- KILL, CO. KERRY, Kerry

NMI Burial Excavation Records

County: Kerry Site name: KILL, CO. KERRY

Sites and Monuments Record No.: SMR KE020-001SMR KE021-00101 Licence number: E1078

Author: MARY CAHIL

Site type: Iron Age and early medieval graves, c. 300 BC–c. AD 1200

Period/Dating:

ITM: E 475848m, N 625787m

Latitude, Longitude (decimal degrees): 52.369566, -9.823190

Introduction
In March 1987 an inhumation burial was discovered in a souterrain near Ballyheige, Co. Kerry. The site was accidentally uncovered when part of the roof of the chamber collapsed. The landowner, Tom Collins, reported the find to the NMI. A four-day rescue excavation was undertaken by Mary Cahill, assisted by Conor Newman. The human remains were examined by Barra Ó Donnabháin.


Fig. 4.16—Location map, Kill, Co. Kerry.

Location (Fig. 4.16)
The site was in the townland of Kill, 1km west of the coast and 2km south of Ballyeheige, north Co. Kerry,36 at an altitude of 0–10m above sea level. It was located within a large, approximately circular enclosure of over 29 acres, which forms the townland of Kill. Local tradition refers to a church site within the enclosure, and the SMR lists a children’s burial ground37 at this location.

Description of site
The souterrain chamber was subrectangular in plan, measuring 2.75m by 1.75m by 1.32m (Fig. 4.17). The walls were built of small stones and roofed with large slabs. All of the stone appears to be local. The passage had collapsed in antiquity and only a small section, 0.7m long by 0.5m wide by 0.45m high, could be surveyed. No excavation of the chamber or passage took place, the purpose being to recover the skeleton. The floor of the chamber was compact and may have been lined with boulder clay.


Fig. 4.17—Plan and sections of souterrain chamber, Kill, Co. Kerry

The skeleton was placed on the floor of the souterrain without any covering of earth or slabs.

The burial consisted of an extended inhumation and the remains were those of a young adult female (1987:103). It was lying west/east with the head at the west. The bones were in very poor condition and had suffered some disturbance, probably owing to animal activity. The human remains were radiocarbon-dated and yielded a date of 1180±60 BP, which calibrates to 690–983.38

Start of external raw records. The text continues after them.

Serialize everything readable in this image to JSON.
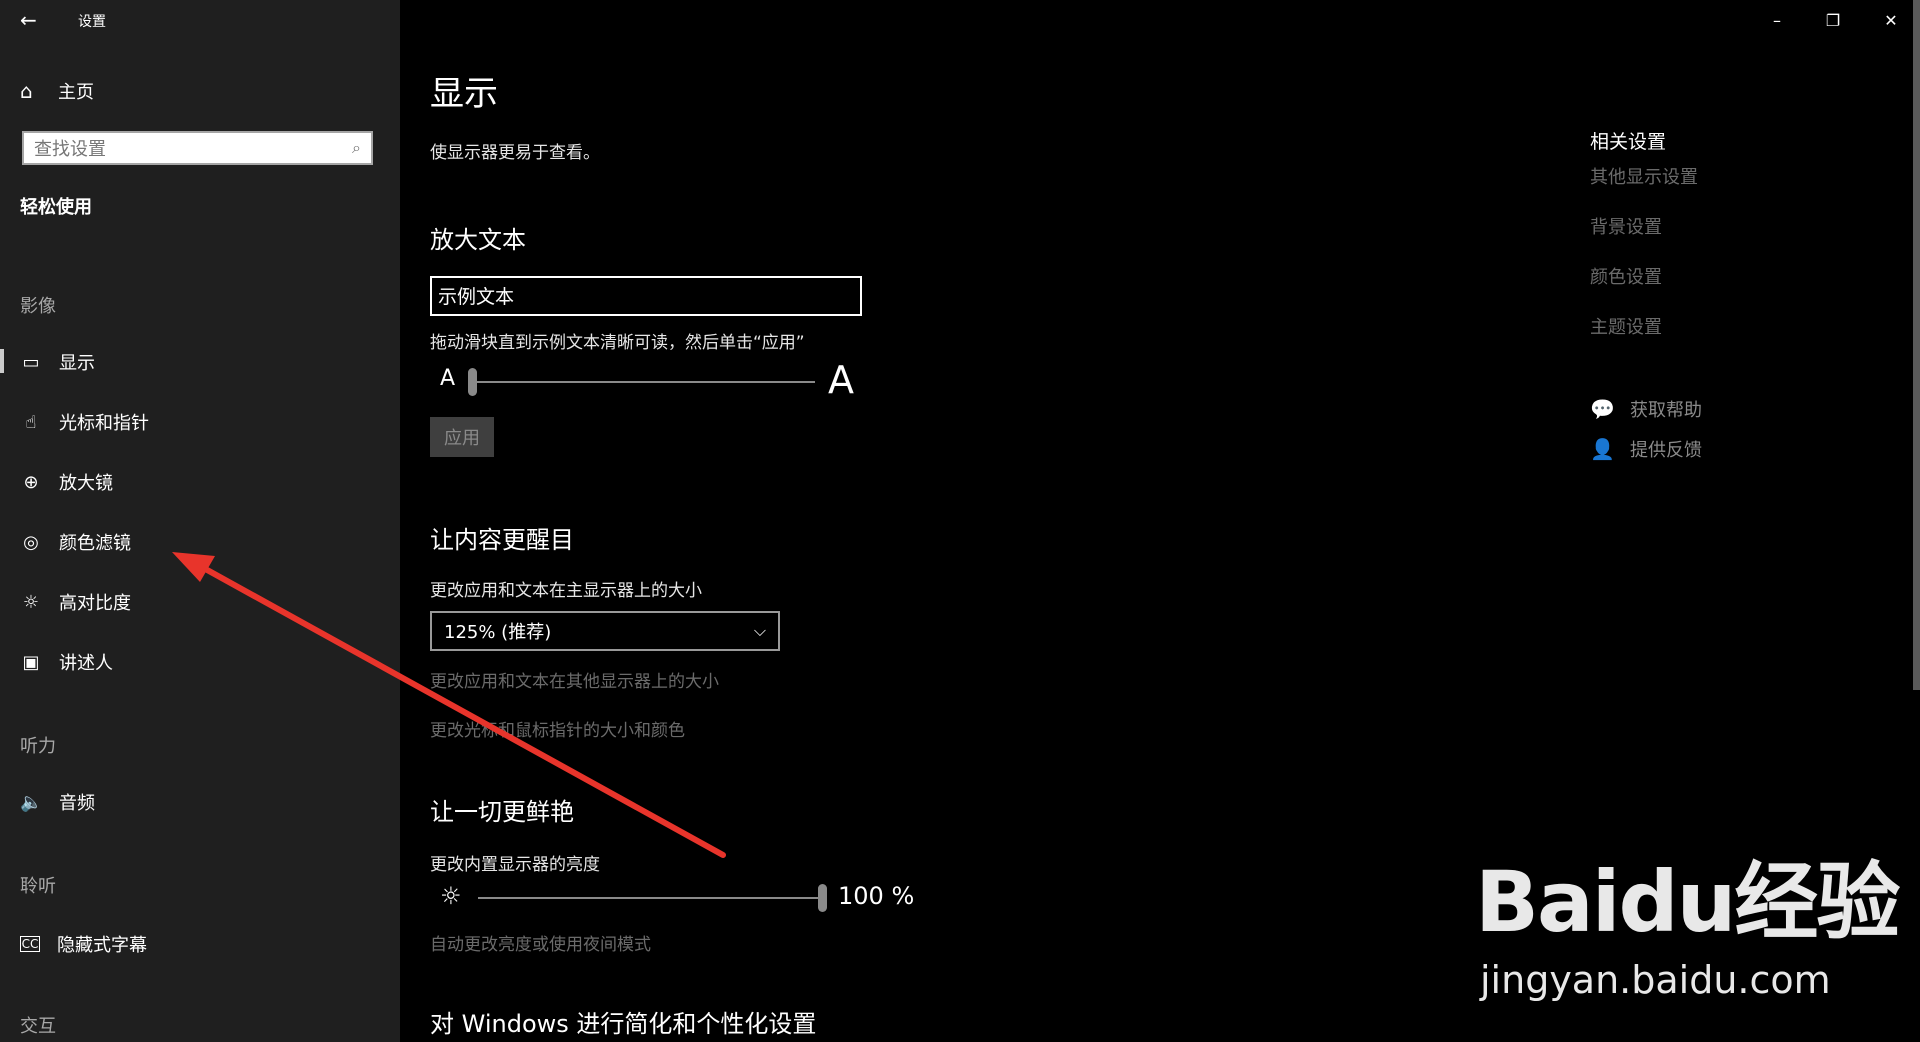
{
  "window": {
    "title": "设置",
    "back_icon": "back-arrow-icon",
    "minimize": "–",
    "maximize": "❐",
    "close": "✕"
  },
  "sidebar": {
    "home_label": "主页",
    "search_placeholder": "查找设置",
    "section_title": "轻松使用",
    "groups": {
      "vision": "影像",
      "hearing": "听力",
      "hearing2": "聆听",
      "interaction": "交互"
    },
    "items": [
      {
        "label": "显示",
        "icon": "monitor-icon",
        "active": true
      },
      {
        "label": "光标和指针",
        "icon": "pointer-icon"
      },
      {
        "label": "放大镜",
        "icon": "magnifier-icon"
      },
      {
        "label": "颜色滤镜",
        "icon": "palette-icon"
      },
      {
        "label": "高对比度",
        "icon": "sun-icon"
      },
      {
        "label": "讲述人",
        "icon": "narrator-icon"
      },
      {
        "label": "音频",
        "icon": "speaker-icon"
      },
      {
        "label": "隐藏式字幕",
        "icon": "closed-caption-icon"
      }
    ]
  },
  "main": {
    "title": "显示",
    "subtitle": "使显示器更易于查看。",
    "enlarge_text": {
      "heading": "放大文本",
      "sample": "示例文本",
      "instruction": "拖动滑块直到示例文本清晰可读，然后单击“应用”",
      "small_a": "A",
      "big_a": "A",
      "slider_value": 0,
      "apply": "应用"
    },
    "content": {
      "heading": "让内容更醒目",
      "scale_label": "更改应用和文本在主显示器上的大小",
      "scale_value": "125% (推荐)",
      "other_displays_link": "更改应用和文本在其他显示器上的大小",
      "cursor_link": "更改光标和鼠标指针的大小和颜色"
    },
    "brightness": {
      "heading": "让一切更鲜艳",
      "label": "更改内置显示器的亮度",
      "value": "100 %",
      "level": 1.0,
      "auto_link": "自动更改亮度或使用夜间模式"
    },
    "personalize": {
      "heading": "对 Windows 进行简化和个性化设置"
    }
  },
  "related": {
    "title": "相关设置",
    "links": [
      "其他显示设置",
      "背景设置",
      "颜色设置",
      "主题设置"
    ],
    "help": "获取帮助",
    "feedback": "提供反馈"
  },
  "watermark": {
    "logo": "Baidu经验",
    "url": "jingyan.baidu.com"
  },
  "colors": {
    "sidebar_bg": "#1f1f1f",
    "main_bg": "#000000",
    "dim_text": "#6b6b6b",
    "arrow": "#e8342b"
  }
}
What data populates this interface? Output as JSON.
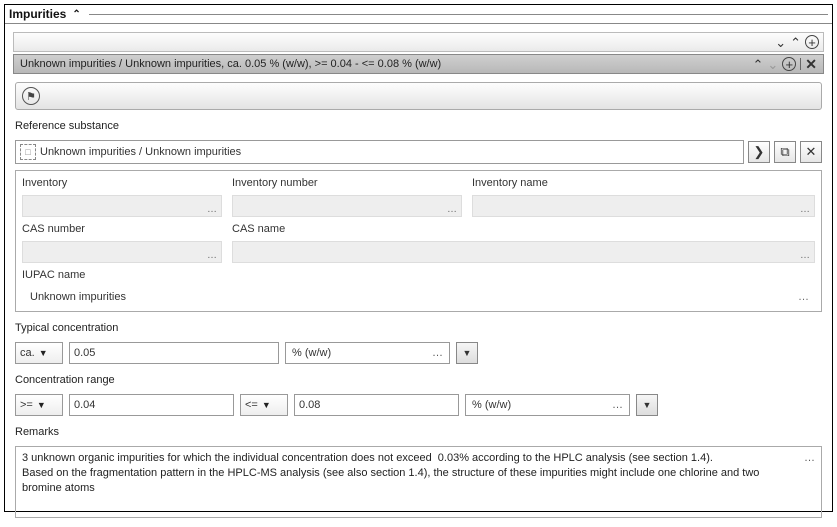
{
  "section": {
    "title": "Impurities"
  },
  "item": {
    "header": "Unknown impurities / Unknown impurities, ca. 0.05 % (w/w), >= 0.04 - <= 0.08 % (w/w)"
  },
  "reference": {
    "label": "Reference substance",
    "value": "Unknown impurities / Unknown impurities"
  },
  "info": {
    "inventory_label": "Inventory",
    "inventory_number_label": "Inventory number",
    "inventory_name_label": "Inventory name",
    "cas_number_label": "CAS number",
    "cas_name_label": "CAS name",
    "iupac_label": "IUPAC name",
    "iupac_value": "Unknown impurities"
  },
  "typical": {
    "label": "Typical concentration",
    "op": "ca.",
    "value": "0.05",
    "unit": "% (w/w)"
  },
  "range": {
    "label": "Concentration range",
    "min_op": ">=",
    "min_val": "0.04",
    "max_op": "<=",
    "max_val": "0.08",
    "unit": "% (w/w)"
  },
  "remarks": {
    "label": "Remarks",
    "text": "3 unknown organic impurities for which the individual concentration does not exceed  0.03% according to the HPLC analysis (see section 1.4).\nBased on the fragmentation pattern in the HPLC-MS analysis (see also section 1.4), the structure of these impurities might include one chlorine and two bromine atoms"
  }
}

Comment
Burials within souterrains are not common but not entirely unknown in Ireland. Clinton (2001, 201) cites examples in Ballyarra, Co. Cork, where the remains of a child were recovered from a souterrain, and burials were also found in souterrains at Ballyboley, Co. Antrim, and Castle Balfour Demesne, Co. Fermanagh.

HUMAN REMAINS
BARRA Ó DONNABHÁIN

Introduction
One skeleton (1987:103) was submitted for analysis. The remains are badly preserved though the skeleton is mostly complete. The skull, most vertebrae and most of the long bones were recovered. The latter are in an extremely fragmentary state. Fragments of at least seven ribs and a few of the bones of the hands and feet are also present.

Age and sex
The secondary sexual characteristics of both the pelvis and skull indicate that this was a female. The state of fusion of the endocranial sutures of the skull and the pattern of dental attrition encountered suggest that this individual was a younger adult.

Stature
Using the regression equations of Trotter and Gleser (1952; 1958) it is possible to estimate that the maximum living stature of this individual was about 164cm. Long bone measurements are listed in Table 4.3.

Teeth
The following teeth were recovered:

The presence of unhealed tooth sockets indicates that the following teeth were also present at the time of death:

The portion of the left maxilla that contained the premolars and the first two molars was not recovered.

Dental attrition was mild, with the secondary dentine exposed only on the first molars. Wear on the other molars was confined to the enamel. Attrition is more marked on the anterior teeth than on the molars, caused by habitual clenching and grinding of the teeth. This condition—bruxism—is a common response to psychological stress and chronic pain. All of the teeth have a moderate amount of calculus formation.

Pathology and anomaly
A mild form of cribra orbitalia occurs in both orbits of this individual. This is a condition of unknown aetiology though it is commonly accepted as evidence of anaemia owing to an inadequate diet and/or chronic illness. This condition has been found in many early population groups. An Inca bone occurs at the junction of the parietals and occipital. This is a normal variation of skeletal form.

Table 4.3—Long bone measurements.

36. Parish of Ardfert, barony of Clanmaurice. SMR KE020-001——. IGR 075871 125736.
37. SMR KE021-00101——.
38. GrN-17625.